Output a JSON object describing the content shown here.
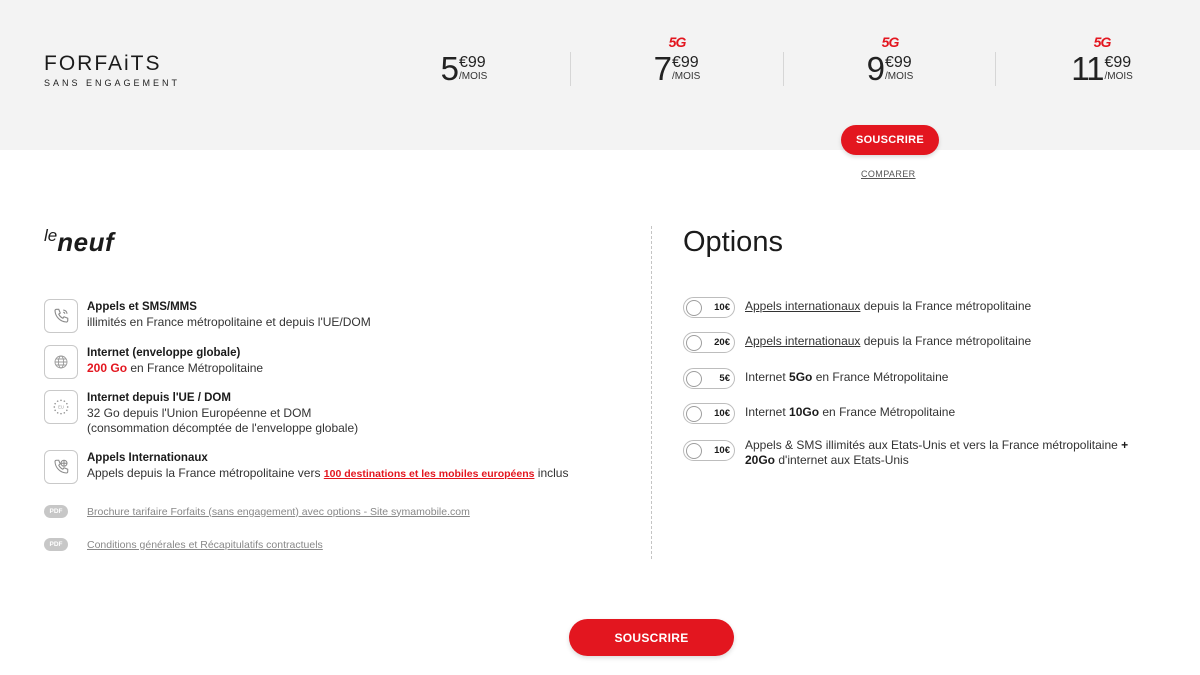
{
  "brand": {
    "title": "FORFAiTS",
    "subtitle": "SANS ENGAGEMENT"
  },
  "plans": [
    {
      "int": "5",
      "cents": "€99",
      "unit": "/MOIS",
      "badge": ""
    },
    {
      "int": "7",
      "cents": "€99",
      "unit": "/MOIS",
      "badge": "5G"
    },
    {
      "int": "9",
      "cents": "€99",
      "unit": "/MOIS",
      "badge": "5G"
    },
    {
      "int": "11",
      "cents": "€99",
      "unit": "/MOIS",
      "badge": "5G"
    }
  ],
  "subscribe_label": "SOUSCRIRE",
  "compare_label": "COMPARER",
  "left": {
    "title_le": "le",
    "title_neuf": "neuf",
    "features": [
      {
        "icon": "phone-icon",
        "title": "Appels et SMS/MMS",
        "line1": "illimités en France métropolitaine et depuis l'UE/DOM"
      },
      {
        "icon": "globe-icon",
        "title": "Internet (enveloppe globale)",
        "highlight": "200 Go",
        "line1": " en France Métropolitaine"
      },
      {
        "icon": "eu-stars-icon",
        "title": "Internet depuis l'UE / DOM",
        "line1": "32 Go depuis l'Union Européenne et DOM",
        "line2": "(consommation décomptée de l'enveloppe globale)"
      },
      {
        "icon": "international-call-icon",
        "title": "Appels Internationaux",
        "line1": "Appels depuis la France métropolitaine vers ",
        "link": "100 destinations et les mobiles européens",
        "line1_end": " inclus"
      }
    ],
    "pdf_badge": "PDF",
    "docs": [
      "Brochure tarifaire Forfaits (sans engagement) avec options - Site symamobile.com",
      "Conditions générales et Récapitulatifs contractuels"
    ]
  },
  "options": {
    "title": "Options",
    "items": [
      {
        "price": "10€",
        "link": "Appels internationaux",
        "text": " depuis la France métropolitaine"
      },
      {
        "price": "20€",
        "link": "Appels internationaux",
        "text": " depuis la France métropolitaine"
      },
      {
        "price": "5€",
        "pre": "Internet ",
        "bold": "5Go",
        "text": " en France Métropolitaine"
      },
      {
        "price": "10€",
        "pre": "Internet ",
        "bold": "10Go",
        "text": " en France Métropolitaine"
      },
      {
        "price": "10€",
        "pre": "Appels & SMS illimités aux Etats-Unis et vers la France métropolitaine ",
        "bold": "+",
        "bold2": "20Go",
        "text": " d'internet aux Etats-Unis"
      }
    ]
  },
  "colors": {
    "accent": "#e3161f",
    "band": "#f3f3f3"
  }
}
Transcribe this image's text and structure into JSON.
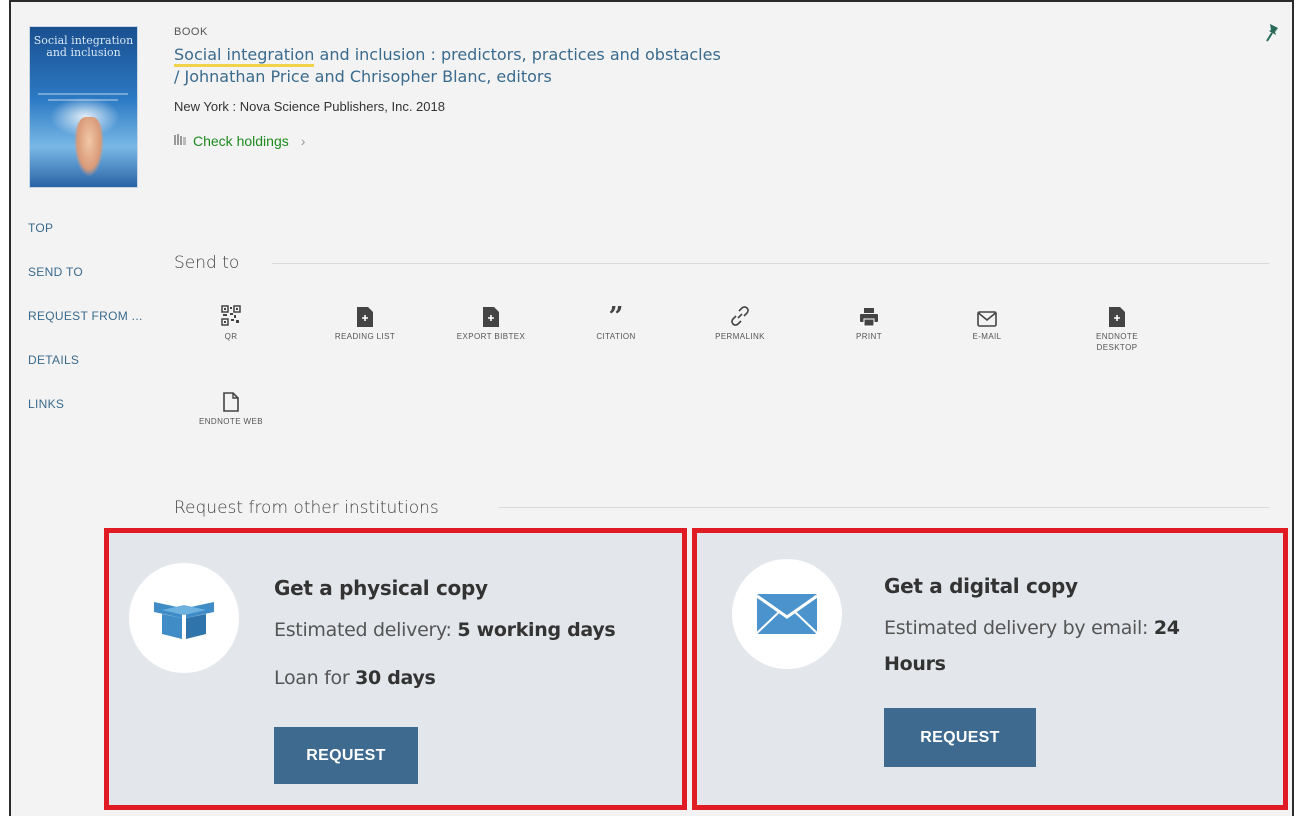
{
  "record": {
    "doc_type": "BOOK",
    "title_highlight": "Social integration",
    "title_rest": " and inclusion : predictors, practices and obstacles",
    "title_line2": "/ Johnathan Price and Chrisopher Blanc, editors",
    "publication": "New York : Nova Science Publishers, Inc.  2018",
    "check_holdings": "Check holdings",
    "cover_text": "Social integration and inclusion"
  },
  "left_nav": [
    "TOP",
    "SEND TO",
    "REQUEST FROM ...",
    "DETAILS",
    "LINKS"
  ],
  "send_to": {
    "heading": "Send to",
    "actions": [
      {
        "label": "QR",
        "icon": "qr-code-icon"
      },
      {
        "label": "READING LIST",
        "icon": "document-icon"
      },
      {
        "label": "EXPORT BIBTEX",
        "icon": "document-icon"
      },
      {
        "label": "CITATION",
        "icon": "quote-icon"
      },
      {
        "label": "PERMALINK",
        "icon": "link-icon"
      },
      {
        "label": "PRINT",
        "icon": "printer-icon"
      },
      {
        "label": "E-MAIL",
        "icon": "envelope-icon"
      },
      {
        "label": "ENDNOTE DESKTOP",
        "icon": "document-icon"
      },
      {
        "label": "ENDNOTE WEB",
        "icon": "document-outline-icon"
      }
    ]
  },
  "request": {
    "heading": "Request from other institutions",
    "physical": {
      "title": "Get a physical copy",
      "delivery_prefix": "Estimated delivery: ",
      "delivery_value": "5 working days",
      "loan_prefix": "Loan for ",
      "loan_value": "30 days",
      "button": "REQUEST",
      "icon": "box-icon"
    },
    "digital": {
      "title": "Get a digital copy",
      "delivery_prefix": "Estimated delivery by email: ",
      "delivery_value": "24",
      "delivery_value2": "Hours",
      "button": "REQUEST",
      "icon": "envelope-icon"
    }
  },
  "colors": {
    "link": "#3a6a8d",
    "holdings": "#1e8a1e",
    "button": "#3d6a8e",
    "highlight_border": "#e01b24",
    "card_bg": "#e3e7ec"
  }
}
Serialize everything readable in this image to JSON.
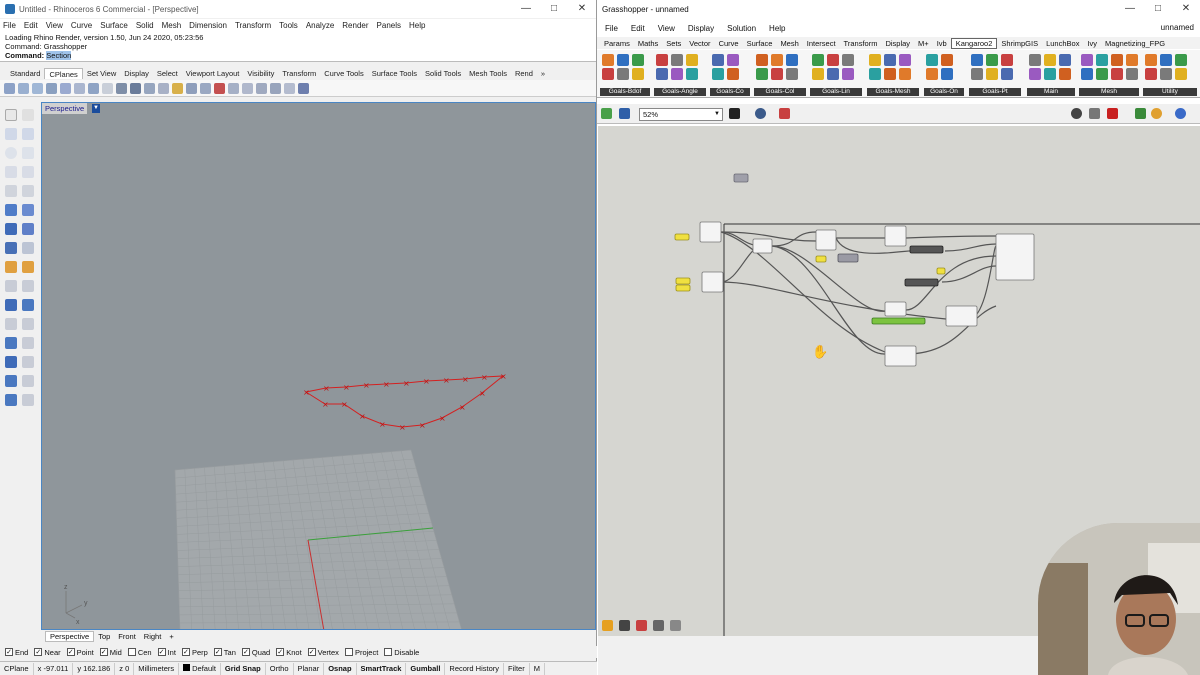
{
  "rhino": {
    "title": "Untitled - Rhinoceros 6 Commercial - [Perspective]",
    "menu": [
      "File",
      "Edit",
      "View",
      "Curve",
      "Surface",
      "Solid",
      "Mesh",
      "Dimension",
      "Transform",
      "Tools",
      "Analyze",
      "Render",
      "Panels",
      "Help"
    ],
    "command_history": [
      "Loading Rhino Render, version 1.50, Jun 24 2020, 05:23:56",
      "Command: Grasshopper"
    ],
    "command_prompt": "Command:",
    "command_input": "Section",
    "toolbar_tabs": [
      "Standard",
      "CPlanes",
      "Set View",
      "Display",
      "Select",
      "Viewport Layout",
      "Visibility",
      "Transform",
      "Curve Tools",
      "Surface Tools",
      "Solid Tools",
      "Mesh Tools",
      "Rend"
    ],
    "toolbar_more": "»",
    "active_tab": "CPlanes",
    "viewport_name": "Perspective",
    "axis_labels": {
      "z": "z",
      "y": "y",
      "x": "x"
    },
    "view_tabs": [
      "Perspective",
      "Top",
      "Front",
      "Right"
    ],
    "view_tabs_add": "+",
    "osnaps": [
      {
        "label": "End",
        "checked": true
      },
      {
        "label": "Near",
        "checked": true
      },
      {
        "label": "Point",
        "checked": true
      },
      {
        "label": "Mid",
        "checked": true
      },
      {
        "label": "Cen",
        "checked": false
      },
      {
        "label": "Int",
        "checked": true
      },
      {
        "label": "Perp",
        "checked": true
      },
      {
        "label": "Tan",
        "checked": true
      },
      {
        "label": "Quad",
        "checked": true
      },
      {
        "label": "Knot",
        "checked": true
      },
      {
        "label": "Vertex",
        "checked": true
      },
      {
        "label": "Project",
        "checked": false
      },
      {
        "label": "Disable",
        "checked": false
      }
    ],
    "status": {
      "cplane": "CPlane",
      "x": "x -97.011",
      "y": "y 162.186",
      "z": "z 0",
      "units": "Millimeters",
      "layer": "Default",
      "toggles": [
        "Grid Snap",
        "Ortho",
        "Planar",
        "Osnap",
        "SmartTrack",
        "Gumball",
        "Record History",
        "Filter",
        "M"
      ]
    },
    "colors": {
      "viewport": "#8f969b",
      "curve": "#d42020",
      "x_axis": "#c83030",
      "y_axis": "#3aa03a"
    }
  },
  "grasshopper": {
    "title": "Grasshopper - unnamed",
    "file_label": "unnamed",
    "menu": [
      "File",
      "Edit",
      "View",
      "Display",
      "Solution",
      "Help"
    ],
    "tabs": [
      "Params",
      "Maths",
      "Sets",
      "Vector",
      "Curve",
      "Surface",
      "Mesh",
      "Intersect",
      "Transform",
      "Display",
      "M+",
      "Ivb",
      "Kangaroo2",
      "ShrimpGIS",
      "LunchBox",
      "Ivy",
      "Magnetizing_FPG"
    ],
    "active_tab": "Kangaroo2",
    "ribbon_groups": [
      "Goals-Bdof",
      "Goals-Angle",
      "Goals-Co",
      "Goals-Col",
      "Goals-Lin",
      "Goals-Mesh",
      "Goals-On",
      "Goals-Pt",
      "Main",
      "Mesh",
      "Utility"
    ],
    "zoom": "52%",
    "canvas_color": "#d6d6d1"
  }
}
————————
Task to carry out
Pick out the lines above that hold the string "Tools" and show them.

Exercise response
      "Tools",
      "Curve Tools",
      "Surface Tools",
      "Solid Tools",
      "Mesh Tools",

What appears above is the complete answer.